Fertility Charting Basics

Charting your menstrual cycles, also known as fertility charting, is one of the best ways to learn about your body and your fertility. Fertility charting provides important insight into your reproductive health by helping you to determine if, and when, you are ovulating and which days of your cycle you are fertile. This information can help you achieve, and even avoid, pregnancy naturally.

Charting Your Two Primary Fertility Signs

Your Ovulation Graph

In its most basic form, fertility charting involves simply collecting and recording information related to your two primary fertility signs: basal body temperature and cervical mucus. Your basal body temperature (also called your waking temperature) is your body’s temperature while you are resting.

Before ovulation occurs, your basal body temperature (BBT) will be relatively low. But, immediately following ovulation, your body begins to produce the hormone progesterone, which has a warming effect on your body and causes your BBT to increase. This temperature shift is very subtle, usually less than .5 degrees, but by charting your waking temperature daily throughout your cycle, you will be able to identify this shift and pinpoint when ovulation occurred.

To track your BBT, you need a digital or glass basal thermometer and a place to plot your temperatures. A piece of graph paper works just fine, but many women opt instead for fertility charting websites or mobile apps. For best results, be sure to take your temperature at the same time each day, immediately upon waking, and before you get out of bed.

Tracking your fertility via cervical mucus

Cervical mucus is another powerful fertility sign that can help you identify your fertile days in your cycle. Simply put, cervical mucus (also called cervical fluid) is a substance secreted by the cervix. Cervical mucus production is regulated by the hormone estrogen, so the consistency and quantity of cervical mucus changes throughout your menstrual cycle in response to the ups and downs of estrogen production.

Immediately following your period, cervical mucus production is low, and many women describe themselves as dry. As you move through your cycle, and estrogen begins to build, you will likely see more cervical mucus and it might have a “creamy” appearance. Then, once ovulation is imminent, estrogen surges, which causes the consistency of your cervical mucus to become slippery and stretchy, resembling egg whites. This egg-white cervical mucus is called fertile quality mucus, and it plays an important role in fertility as both a predictive sign of ovulation and also as a substance to protect sperm as it travels through the reproductive tract. If you lack fertile quality cervical mucus, it might be difficult for you to conceive, as your partner’s sperm depend on this mucus to facilitate a speedy transport from your vagina to your Fallopian tube to fertilize the egg.

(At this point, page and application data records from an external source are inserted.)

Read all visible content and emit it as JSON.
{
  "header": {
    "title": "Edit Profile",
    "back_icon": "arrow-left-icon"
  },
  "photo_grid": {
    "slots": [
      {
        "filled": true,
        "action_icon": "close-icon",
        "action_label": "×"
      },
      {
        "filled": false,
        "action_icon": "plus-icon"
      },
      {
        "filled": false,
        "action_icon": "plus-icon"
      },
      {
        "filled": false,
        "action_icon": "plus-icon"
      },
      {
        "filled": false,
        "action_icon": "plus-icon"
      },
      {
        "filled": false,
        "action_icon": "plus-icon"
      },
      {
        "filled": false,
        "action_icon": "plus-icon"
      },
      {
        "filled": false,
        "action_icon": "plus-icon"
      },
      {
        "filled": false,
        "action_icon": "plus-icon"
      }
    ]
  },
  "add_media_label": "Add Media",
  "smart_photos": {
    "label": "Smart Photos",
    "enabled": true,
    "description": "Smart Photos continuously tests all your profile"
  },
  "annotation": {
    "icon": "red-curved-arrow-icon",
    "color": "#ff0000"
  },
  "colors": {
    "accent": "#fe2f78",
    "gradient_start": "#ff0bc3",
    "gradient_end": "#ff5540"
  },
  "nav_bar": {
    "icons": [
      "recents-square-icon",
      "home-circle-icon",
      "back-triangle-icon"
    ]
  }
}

Just like BBT charting, tracking changes in your cervical fluid simple, requiring only a daily check and recording the type of mucus present. Again, this can be done with pen and paper, or at an online fertility charting site.

Take Charge of your Fertility

Toni Weschler, the author of the best-selling book Taking Charge of Your Fertility and nationally-recognized women’s health educator, considers fertility charting (especially BBT and cervical mucus) to be a fundamental part of women’s health. The same fertility charts and methods featured in her book are available for free online at OvaGraph.com.

Our Ultimate Fertility Resource Guide provides the information you need on fertility, tips on how to get pregnant faster, and how to boost fertility through sometimes simple tweaks to your lifestyle and approach. The guide is easy to read and meant for anybody wanting to increase their ability to conceive. It’s a free download and includes coupon codes for essential products. Even free Nightfood Nighttime Ice Cream.

Want to Know More?